It's a newsworthy thing in every single country in this world, when you see that Google autocomplete associates the president and government party with the words "thief and murderer." So I wrote a short news article about my search result. What I got in return was a court case for "insulting the president" demanding a sentence of one to five years in prison.

Turkish President Erdogan with Premier Davutoglu
Turkish prosecutors are quick to pursue journalists for 'insulting' President Erdogan (right)Image: AFP/Getty ImagesA. Altan

An "insult" is a very subjective term. How does the president prove he's been insulted? And how does one defend against such a charge?

Of course it is very subjective. President Erdogan is trying to silence criticism in the media with such court cases over "insults." This penal code article was rarely used until he started his term as president.

He doesn't really have to prove anything because in Turkey the judiciary is under such tight control of the executive, they openly violate Turkish law. In January, I made a news report about a conscientious objector who was charged with "alienating the public from military service" over some articles published on a website. In the decision, the judge ruled that, "although freedom of thought is guaranteed, we couldn't see thoughts in these articles. There were no thesis, anti-thesis and synthesis. What was in the article was raw information, not thought. Thus, the person can't benefit from freedom of thought."

So the courts in Turkey now even rule on what are legally thoughts and what aren't. There are many other examples in which the courts are doing their best to sentence the people who express their thoughts. This is why Turkey is the second country, after Russia, in the judgments against them in cases heard by the [European Court of Human Rights (ECHR)].

I'll defend myself by saying words like "joker, murderer, thief" are political criticisms, according to ECHR decisions. I'll also say that I can't be held responsible for a search result of Google or comments by Tariq Ali.

Why do you think the prosecutors are targeting you? Is it a message to other journalists in Turkey?
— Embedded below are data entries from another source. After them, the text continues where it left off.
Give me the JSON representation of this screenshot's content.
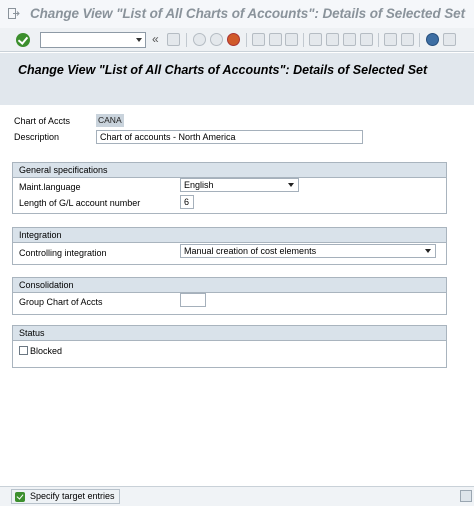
{
  "window": {
    "title": "Change View \"List of All Charts of Accounts\": Details of Selected Set"
  },
  "toolbar": {
    "command_value": "",
    "icons": [
      "enter-icon",
      "back-icon",
      "exit-icon",
      "cancel-icon",
      "print-icon",
      "find-icon",
      "find-next-icon",
      "first-page-icon",
      "previous-page-icon",
      "next-page-icon",
      "last-page-icon",
      "create-session-icon",
      "shortcut-icon",
      "help-icon",
      "customize-layout-icon"
    ],
    "double_arrow": "«"
  },
  "header": {
    "title": "Change View \"List of All Charts of Accounts\": Details of Selected Set"
  },
  "fields": {
    "chart_of_accts_label": "Chart of Accts",
    "chart_of_accts_value": "CANA",
    "description_label": "Description",
    "description_value": "Chart of accounts - North America"
  },
  "general": {
    "heading": "General specifications",
    "maint_language_label": "Maint.language",
    "maint_language_value": "English",
    "gl_length_label": "Length of G/L account number",
    "gl_length_value": "6"
  },
  "integration": {
    "heading": "Integration",
    "controlling_label": "Controlling integration",
    "controlling_value": "Manual creation of cost elements"
  },
  "consolidation": {
    "heading": "Consolidation",
    "group_coa_label": "Group Chart of Accts",
    "group_coa_value": ""
  },
  "status": {
    "heading": "Status",
    "blocked_label": "Blocked",
    "blocked_checked": false
  },
  "footer": {
    "specify_label": "Specify target entries"
  }
}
They want to silence us with these decisions. They want us to censor our thoughts, our interviews and our news reports. But we won't stop telling the truth or expressing our thoughts. The government is attacking all oppositional media in different ways. Kurdish journalists are beaten and arrested all the time with the accusations like "She was looking excited." The government seized control of pro-Gulen right-wing opposition newspapers in one night; accreditation of foreign journalists has also been revoked.

They're targeting all the critical journalists to silence the population and manufacture consent with their own propaganda newspapers. And they're targeting not only the journalists but also critical academics too. After more than 2,000 academics - including foreign academics like Noam Chomsky - signed a petition which addresses the human rights violations of the government in the war against [the Kurdistan Workers' Party] PKK, all of them came under prosecution, and now some of them are in prison.

And this will get worse in the near future. Now President Erdogan is asking the government to amend the anti-terror law in a broad way and defining "terrorists without weapons" or "terrorists with pens," which will enable government to accuse all the critical voices with terrorism.

Final thoughts?

I remember when I told my mother about the court case against me. I couldn't guess how she would react. But when I told her, she replied by saying: "I'm proud of you, son. This court case shows that you're doing a good job. This is how they reward good journalism in Turkey."

Onur Erem is a reporter for the Turkish daily newspaper BirGun. He is due to appear in court on May 24.